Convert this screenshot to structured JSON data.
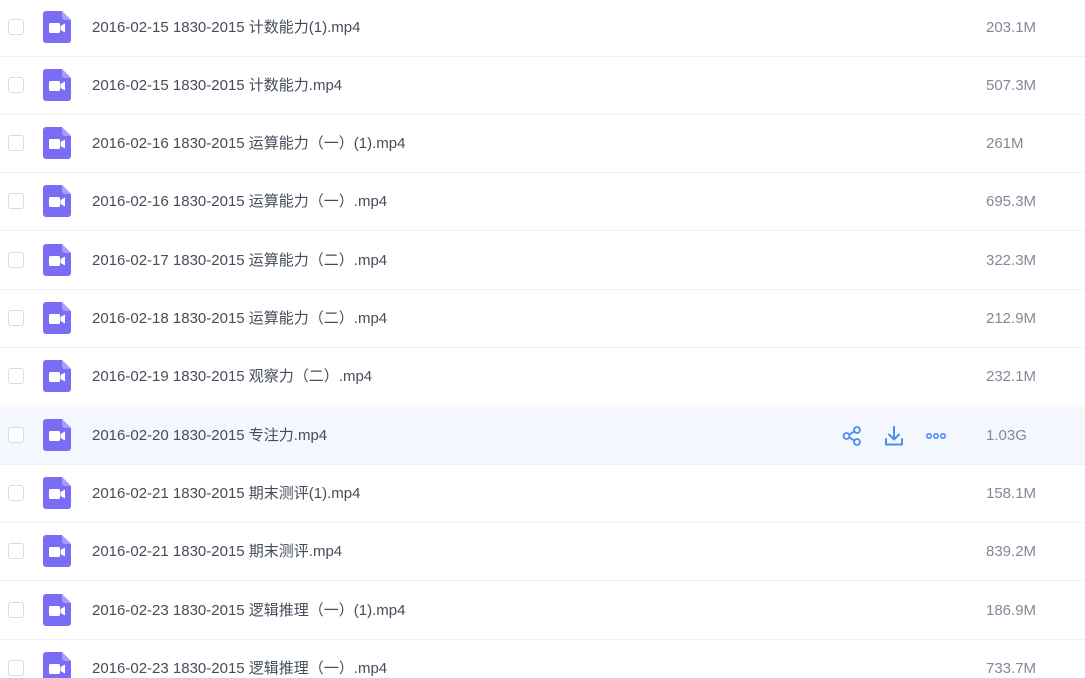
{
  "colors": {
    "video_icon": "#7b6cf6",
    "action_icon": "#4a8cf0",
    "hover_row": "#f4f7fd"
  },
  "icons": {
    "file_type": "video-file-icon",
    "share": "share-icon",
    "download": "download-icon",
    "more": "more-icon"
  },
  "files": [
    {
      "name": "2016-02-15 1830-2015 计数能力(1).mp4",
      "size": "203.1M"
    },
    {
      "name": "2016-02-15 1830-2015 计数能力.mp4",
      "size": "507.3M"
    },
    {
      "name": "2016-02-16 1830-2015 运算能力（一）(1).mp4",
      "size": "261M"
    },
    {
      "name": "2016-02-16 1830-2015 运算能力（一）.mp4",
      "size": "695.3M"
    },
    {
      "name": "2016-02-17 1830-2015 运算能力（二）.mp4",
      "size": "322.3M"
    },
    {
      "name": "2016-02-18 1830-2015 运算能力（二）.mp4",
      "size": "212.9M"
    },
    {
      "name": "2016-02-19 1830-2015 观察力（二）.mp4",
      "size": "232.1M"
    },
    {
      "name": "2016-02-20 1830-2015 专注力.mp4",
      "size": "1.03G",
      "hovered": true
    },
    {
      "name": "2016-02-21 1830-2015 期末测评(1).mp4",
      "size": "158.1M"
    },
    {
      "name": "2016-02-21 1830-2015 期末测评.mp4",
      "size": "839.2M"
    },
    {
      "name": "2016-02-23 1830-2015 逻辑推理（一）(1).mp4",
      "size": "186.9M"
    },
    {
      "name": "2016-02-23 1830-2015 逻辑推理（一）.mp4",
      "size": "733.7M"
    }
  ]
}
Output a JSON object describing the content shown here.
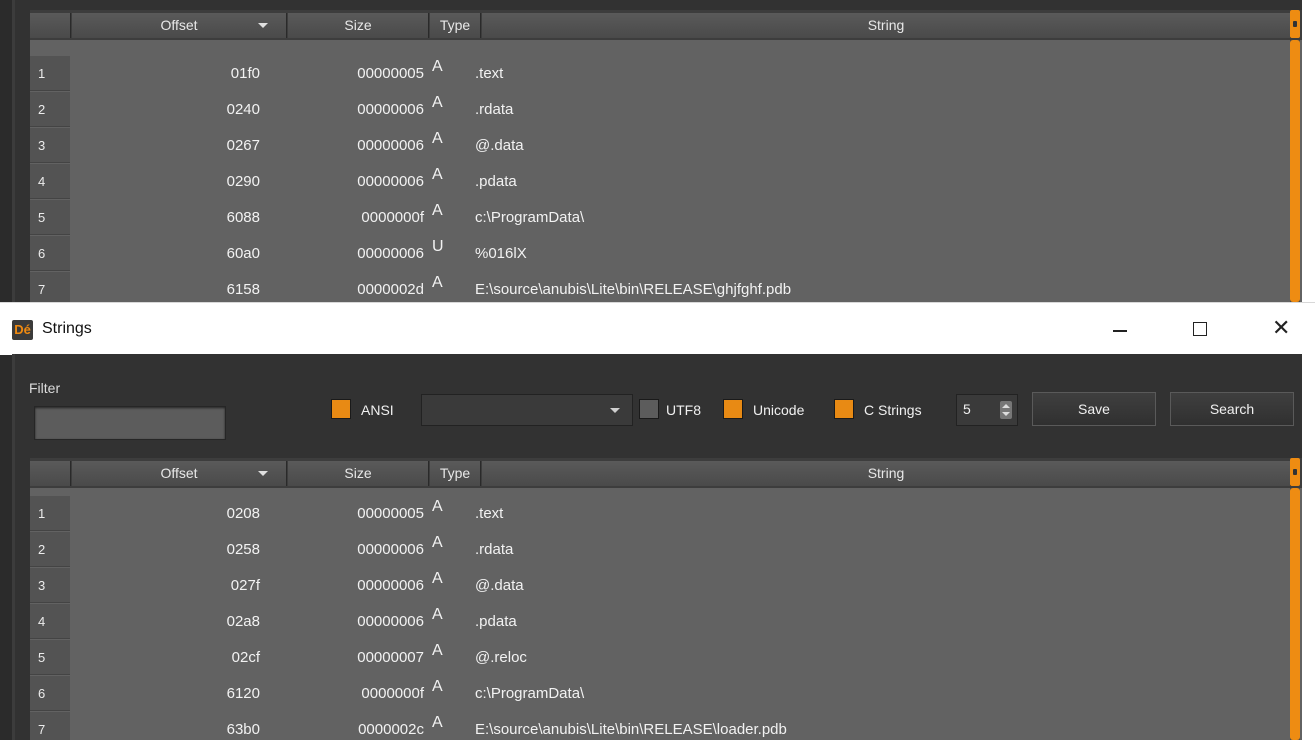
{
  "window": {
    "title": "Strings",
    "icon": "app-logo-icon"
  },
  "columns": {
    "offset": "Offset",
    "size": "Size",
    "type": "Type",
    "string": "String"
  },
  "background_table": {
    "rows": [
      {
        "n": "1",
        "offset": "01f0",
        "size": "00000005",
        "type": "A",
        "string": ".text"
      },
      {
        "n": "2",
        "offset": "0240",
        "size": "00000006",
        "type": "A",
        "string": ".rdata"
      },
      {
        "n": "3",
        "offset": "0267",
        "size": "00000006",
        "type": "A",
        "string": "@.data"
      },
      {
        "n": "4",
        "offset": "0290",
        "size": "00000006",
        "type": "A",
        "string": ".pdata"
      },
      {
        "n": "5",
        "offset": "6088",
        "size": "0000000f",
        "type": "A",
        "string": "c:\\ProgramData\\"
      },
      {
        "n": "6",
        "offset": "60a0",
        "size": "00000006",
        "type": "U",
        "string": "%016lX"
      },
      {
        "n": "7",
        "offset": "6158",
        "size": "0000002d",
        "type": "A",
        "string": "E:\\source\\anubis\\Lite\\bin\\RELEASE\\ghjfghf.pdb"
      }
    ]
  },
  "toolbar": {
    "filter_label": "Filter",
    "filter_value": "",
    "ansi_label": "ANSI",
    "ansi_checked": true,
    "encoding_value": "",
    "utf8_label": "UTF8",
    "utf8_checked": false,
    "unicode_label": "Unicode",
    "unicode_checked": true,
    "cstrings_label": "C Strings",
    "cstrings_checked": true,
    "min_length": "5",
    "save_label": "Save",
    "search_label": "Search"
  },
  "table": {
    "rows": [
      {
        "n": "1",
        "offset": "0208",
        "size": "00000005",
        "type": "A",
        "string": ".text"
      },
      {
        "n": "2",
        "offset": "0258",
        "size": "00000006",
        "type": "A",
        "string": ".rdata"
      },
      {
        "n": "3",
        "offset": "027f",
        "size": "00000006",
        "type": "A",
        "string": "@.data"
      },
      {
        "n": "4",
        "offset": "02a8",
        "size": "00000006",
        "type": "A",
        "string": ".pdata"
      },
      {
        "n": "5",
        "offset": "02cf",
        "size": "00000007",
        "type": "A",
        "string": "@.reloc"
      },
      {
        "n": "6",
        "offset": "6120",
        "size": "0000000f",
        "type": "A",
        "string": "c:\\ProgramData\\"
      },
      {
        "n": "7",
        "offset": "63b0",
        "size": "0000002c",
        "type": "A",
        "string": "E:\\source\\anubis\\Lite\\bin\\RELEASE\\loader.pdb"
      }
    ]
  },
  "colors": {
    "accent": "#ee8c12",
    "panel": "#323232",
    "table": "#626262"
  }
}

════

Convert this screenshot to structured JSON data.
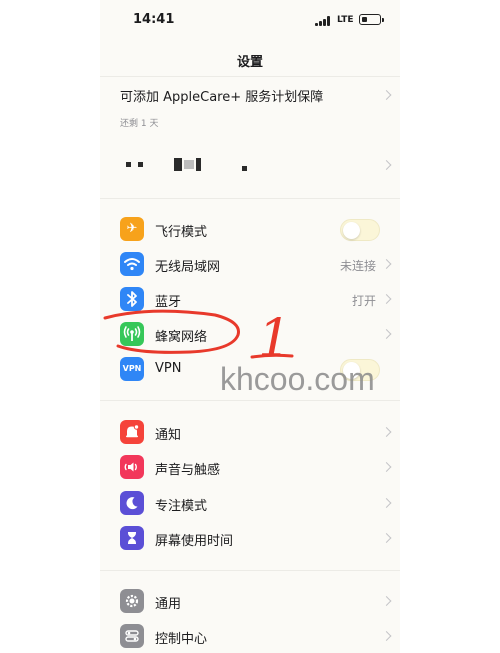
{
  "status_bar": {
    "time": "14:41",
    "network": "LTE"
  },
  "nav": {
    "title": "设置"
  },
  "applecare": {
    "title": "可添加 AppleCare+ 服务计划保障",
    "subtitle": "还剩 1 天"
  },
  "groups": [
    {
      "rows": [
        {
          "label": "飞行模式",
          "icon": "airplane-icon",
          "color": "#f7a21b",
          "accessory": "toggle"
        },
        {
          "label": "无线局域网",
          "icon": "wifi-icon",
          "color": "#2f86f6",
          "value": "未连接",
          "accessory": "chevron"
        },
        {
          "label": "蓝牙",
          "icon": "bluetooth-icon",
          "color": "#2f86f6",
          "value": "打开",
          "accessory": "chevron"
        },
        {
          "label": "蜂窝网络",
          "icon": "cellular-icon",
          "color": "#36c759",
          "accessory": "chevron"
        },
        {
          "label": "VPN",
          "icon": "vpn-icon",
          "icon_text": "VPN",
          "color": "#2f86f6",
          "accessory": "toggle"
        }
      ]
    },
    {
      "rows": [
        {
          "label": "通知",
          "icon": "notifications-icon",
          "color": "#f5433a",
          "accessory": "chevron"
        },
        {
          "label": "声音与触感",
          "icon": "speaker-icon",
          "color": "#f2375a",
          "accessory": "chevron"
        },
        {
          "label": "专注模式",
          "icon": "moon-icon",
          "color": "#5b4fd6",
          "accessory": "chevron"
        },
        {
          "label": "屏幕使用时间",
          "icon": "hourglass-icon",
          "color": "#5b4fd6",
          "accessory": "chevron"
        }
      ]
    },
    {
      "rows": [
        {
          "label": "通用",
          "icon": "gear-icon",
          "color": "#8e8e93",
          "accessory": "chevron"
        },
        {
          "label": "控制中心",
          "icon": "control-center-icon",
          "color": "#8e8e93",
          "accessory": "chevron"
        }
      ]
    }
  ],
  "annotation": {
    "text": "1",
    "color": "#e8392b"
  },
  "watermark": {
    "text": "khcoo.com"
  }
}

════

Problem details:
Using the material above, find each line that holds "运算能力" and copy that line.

Completed exercise:
      "name": "2016-02-16 1830-2015 运算能力（一）(1).mp4",
      "name": "2016-02-16 1830-2015 运算能力（一）.mp4",
      "name": "2016-02-17 1830-2015 运算能力（二）.mp4",
      "name": "2016-02-18 1830-2015 运算能力（二）.mp4",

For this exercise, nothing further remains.